In Committee, the Minister was supportive of much of what the noble Baroness, Lady Bakewell, and I had to say on the issue. I have no doubt about his personal commitment. As he said:

“It is impossible to exaggerate the existential damage that would be done were we to see the continuing decline of pollinators on the scale that we have seen in recent years”.

He went on,

“I … take these amendments extremely seriously and I share the intention behind them.”—[Official Report, 5/7/21; cols. 1102-03.]

He also argued that the current risk assessments for pesticides are subject to public consultation, but this so-called public consultation is buried away on the Health and Safety Executive’s website, the first dossier being 2,570 pages long with 360 questions. Until very recently no one even knew that this public consultation was there. I hope that, in his response, he will be able to give more reassurance to the noble Baroness, Lady Bakewell, that further measures will be taken to carry out more comprehensive research into the potential harmful effects of pesticides, with proper consultation backing it up. If he is not able to do so, I confirm that we will support her if she calls a vote.

We also support Amendment 123 in the name of my noble friend Lord Browne of Ladyton, who has been a tireless campaigner on this issue. We share his frustration that action to ban the use of poisonous lead ammunition in game shooting has not been introduced more urgently. As my noble friend made clear, there are no safe levels of lead: it affects all major systems of animals, including humans. It has been banned in all other applications, including paint and drinking water, yet its use continues unabated in countryside sports. As my noble friend and other noble Lords have made clear, there is growing consensus in the UK shooting community that there should be a switch to non-toxic shot, but it needs government leadership to move away from a reliance on voluntary efforts in this regard.

In Committee, the Minister expressed some sympathy for my noble friend’s amendment, but he reported that the Health and Safety Executive has been asked to produce a GB REACH restriction dossier on the risks posed by lead in ammunition.

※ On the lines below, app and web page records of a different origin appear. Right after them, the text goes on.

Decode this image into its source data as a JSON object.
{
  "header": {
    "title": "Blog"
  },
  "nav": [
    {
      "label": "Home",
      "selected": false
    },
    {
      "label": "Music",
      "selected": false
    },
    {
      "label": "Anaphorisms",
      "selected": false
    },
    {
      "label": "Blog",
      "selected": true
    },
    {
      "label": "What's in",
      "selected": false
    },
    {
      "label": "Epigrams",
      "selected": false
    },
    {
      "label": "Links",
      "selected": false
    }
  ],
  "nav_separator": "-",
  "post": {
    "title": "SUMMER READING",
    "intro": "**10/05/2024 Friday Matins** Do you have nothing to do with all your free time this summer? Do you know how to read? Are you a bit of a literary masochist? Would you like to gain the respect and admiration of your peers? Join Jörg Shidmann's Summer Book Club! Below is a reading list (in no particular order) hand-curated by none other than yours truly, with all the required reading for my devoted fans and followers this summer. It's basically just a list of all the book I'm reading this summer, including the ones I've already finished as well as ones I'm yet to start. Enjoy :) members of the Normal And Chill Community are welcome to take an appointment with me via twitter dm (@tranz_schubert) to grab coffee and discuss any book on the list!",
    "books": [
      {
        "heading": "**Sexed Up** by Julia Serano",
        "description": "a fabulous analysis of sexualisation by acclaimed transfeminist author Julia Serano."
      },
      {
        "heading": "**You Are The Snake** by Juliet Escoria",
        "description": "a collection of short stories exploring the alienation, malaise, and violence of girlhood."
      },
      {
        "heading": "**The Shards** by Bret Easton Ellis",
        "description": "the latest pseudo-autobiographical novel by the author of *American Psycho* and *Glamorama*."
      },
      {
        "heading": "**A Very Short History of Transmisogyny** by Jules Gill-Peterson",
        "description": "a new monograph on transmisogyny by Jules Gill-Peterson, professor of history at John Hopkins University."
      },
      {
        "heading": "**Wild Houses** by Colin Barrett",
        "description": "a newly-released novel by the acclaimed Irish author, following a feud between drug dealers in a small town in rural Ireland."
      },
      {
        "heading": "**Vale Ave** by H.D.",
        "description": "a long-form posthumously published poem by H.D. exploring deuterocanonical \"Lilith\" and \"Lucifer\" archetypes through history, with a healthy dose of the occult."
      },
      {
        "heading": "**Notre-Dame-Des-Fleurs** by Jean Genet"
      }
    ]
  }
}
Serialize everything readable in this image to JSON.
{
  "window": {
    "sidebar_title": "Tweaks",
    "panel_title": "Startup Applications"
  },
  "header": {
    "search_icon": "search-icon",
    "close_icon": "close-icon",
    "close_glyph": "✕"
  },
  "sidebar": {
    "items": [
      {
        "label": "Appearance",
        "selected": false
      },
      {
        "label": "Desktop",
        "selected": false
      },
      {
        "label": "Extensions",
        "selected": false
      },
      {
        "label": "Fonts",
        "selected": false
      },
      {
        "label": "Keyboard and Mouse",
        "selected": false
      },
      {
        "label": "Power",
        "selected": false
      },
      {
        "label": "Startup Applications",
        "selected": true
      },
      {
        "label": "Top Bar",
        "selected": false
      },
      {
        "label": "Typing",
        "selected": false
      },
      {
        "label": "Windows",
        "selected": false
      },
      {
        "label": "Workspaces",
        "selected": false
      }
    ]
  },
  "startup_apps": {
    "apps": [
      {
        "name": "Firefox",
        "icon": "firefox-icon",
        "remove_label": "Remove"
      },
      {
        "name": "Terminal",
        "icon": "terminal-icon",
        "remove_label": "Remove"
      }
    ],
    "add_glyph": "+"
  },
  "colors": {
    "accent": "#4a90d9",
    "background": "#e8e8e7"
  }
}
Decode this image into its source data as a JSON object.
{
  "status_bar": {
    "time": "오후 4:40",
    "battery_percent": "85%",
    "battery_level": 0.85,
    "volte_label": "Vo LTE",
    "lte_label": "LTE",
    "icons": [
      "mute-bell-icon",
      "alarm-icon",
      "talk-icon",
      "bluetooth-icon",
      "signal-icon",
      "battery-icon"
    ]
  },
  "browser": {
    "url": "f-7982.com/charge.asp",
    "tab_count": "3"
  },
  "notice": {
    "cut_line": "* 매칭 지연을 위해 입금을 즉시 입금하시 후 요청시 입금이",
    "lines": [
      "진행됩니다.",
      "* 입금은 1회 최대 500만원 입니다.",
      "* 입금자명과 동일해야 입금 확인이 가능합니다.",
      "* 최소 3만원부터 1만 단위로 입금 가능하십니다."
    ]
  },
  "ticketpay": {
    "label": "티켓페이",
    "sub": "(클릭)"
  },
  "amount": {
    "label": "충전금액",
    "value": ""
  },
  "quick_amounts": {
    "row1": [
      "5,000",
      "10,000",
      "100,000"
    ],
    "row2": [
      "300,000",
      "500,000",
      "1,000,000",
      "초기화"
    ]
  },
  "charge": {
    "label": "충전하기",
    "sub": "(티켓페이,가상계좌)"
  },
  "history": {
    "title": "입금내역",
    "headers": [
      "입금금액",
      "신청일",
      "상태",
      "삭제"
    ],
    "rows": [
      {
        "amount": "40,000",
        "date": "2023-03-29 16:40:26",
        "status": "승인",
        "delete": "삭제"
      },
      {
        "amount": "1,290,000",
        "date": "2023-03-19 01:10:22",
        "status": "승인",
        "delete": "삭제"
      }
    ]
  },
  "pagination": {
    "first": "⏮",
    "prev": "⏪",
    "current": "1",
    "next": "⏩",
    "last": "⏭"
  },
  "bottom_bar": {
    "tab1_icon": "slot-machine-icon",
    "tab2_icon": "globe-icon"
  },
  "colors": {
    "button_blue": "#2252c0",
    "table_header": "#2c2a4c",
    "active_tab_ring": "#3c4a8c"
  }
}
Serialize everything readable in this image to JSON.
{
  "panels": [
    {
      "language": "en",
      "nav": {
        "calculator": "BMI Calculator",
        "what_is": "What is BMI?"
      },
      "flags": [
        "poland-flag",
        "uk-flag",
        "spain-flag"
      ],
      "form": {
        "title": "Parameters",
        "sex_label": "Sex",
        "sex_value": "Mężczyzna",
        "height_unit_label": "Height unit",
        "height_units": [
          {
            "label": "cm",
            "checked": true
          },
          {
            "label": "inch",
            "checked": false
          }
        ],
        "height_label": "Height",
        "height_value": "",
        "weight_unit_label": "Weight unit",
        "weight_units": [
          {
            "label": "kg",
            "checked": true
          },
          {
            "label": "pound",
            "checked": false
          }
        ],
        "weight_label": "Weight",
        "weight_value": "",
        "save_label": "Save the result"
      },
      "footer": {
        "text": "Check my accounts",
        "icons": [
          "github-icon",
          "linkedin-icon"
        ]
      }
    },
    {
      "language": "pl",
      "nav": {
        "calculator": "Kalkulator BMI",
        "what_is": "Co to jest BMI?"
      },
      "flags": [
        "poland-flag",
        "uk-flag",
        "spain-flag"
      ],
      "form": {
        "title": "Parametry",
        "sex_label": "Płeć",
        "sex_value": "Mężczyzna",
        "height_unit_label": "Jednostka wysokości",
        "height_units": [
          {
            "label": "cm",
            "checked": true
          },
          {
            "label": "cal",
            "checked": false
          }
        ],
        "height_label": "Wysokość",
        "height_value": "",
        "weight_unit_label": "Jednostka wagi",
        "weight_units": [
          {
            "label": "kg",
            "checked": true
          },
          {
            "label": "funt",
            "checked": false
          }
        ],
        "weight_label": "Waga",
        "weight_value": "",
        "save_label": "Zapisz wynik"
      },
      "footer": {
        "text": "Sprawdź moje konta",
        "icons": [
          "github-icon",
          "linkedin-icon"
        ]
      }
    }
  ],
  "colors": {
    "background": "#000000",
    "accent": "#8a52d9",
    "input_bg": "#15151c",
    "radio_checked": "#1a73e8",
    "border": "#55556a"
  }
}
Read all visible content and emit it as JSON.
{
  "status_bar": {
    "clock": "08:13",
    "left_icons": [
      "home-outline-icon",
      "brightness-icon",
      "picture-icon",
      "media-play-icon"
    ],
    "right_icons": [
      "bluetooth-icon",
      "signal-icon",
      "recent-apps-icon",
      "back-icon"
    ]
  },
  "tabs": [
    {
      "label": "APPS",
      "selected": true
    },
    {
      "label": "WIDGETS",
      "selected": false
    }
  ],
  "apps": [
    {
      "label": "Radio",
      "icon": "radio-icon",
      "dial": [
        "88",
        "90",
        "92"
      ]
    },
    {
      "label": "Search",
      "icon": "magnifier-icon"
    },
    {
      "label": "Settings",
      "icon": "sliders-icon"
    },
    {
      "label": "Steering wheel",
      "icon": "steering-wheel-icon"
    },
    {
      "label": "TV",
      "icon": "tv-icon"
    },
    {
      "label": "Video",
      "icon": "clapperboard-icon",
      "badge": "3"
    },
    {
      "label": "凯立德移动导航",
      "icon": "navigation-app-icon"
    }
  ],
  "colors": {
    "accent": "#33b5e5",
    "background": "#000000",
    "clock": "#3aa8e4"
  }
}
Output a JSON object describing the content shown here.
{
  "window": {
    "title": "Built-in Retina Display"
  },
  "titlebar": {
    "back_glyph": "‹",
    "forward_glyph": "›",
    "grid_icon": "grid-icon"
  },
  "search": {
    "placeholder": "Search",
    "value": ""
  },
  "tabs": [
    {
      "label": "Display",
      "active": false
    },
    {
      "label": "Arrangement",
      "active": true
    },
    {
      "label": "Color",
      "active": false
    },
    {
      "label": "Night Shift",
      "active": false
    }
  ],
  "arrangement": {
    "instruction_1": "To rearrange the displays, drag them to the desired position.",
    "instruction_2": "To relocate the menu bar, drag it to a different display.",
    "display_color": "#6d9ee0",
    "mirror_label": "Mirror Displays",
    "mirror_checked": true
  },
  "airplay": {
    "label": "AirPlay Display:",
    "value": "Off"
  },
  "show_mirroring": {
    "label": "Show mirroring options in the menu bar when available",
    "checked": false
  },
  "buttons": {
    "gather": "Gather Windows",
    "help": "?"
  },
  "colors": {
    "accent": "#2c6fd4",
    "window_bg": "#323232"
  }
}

I can tell him the outcome of that risk assessment now: it will report that lead is poisonous. We know this already, so it is unclear why the Government felt it necessary to take this overcautious step, which is simply resulting in further delays. In the meantime, the Minister committed to meeting my noble friend and the noble Earl, Lord Shrewsbury, to discuss this matter further. I am sorry that there was not a more positive outcome from this meeting, given the broad consensus across the House that action to ban lead shot is needed now. I therefore hope that, even at this late stage, the Minister can give my noble friend more positive news on this issue and confirm that the ban will indeed be implemented by July 2023. We look forward to his response on all these important issues in this group.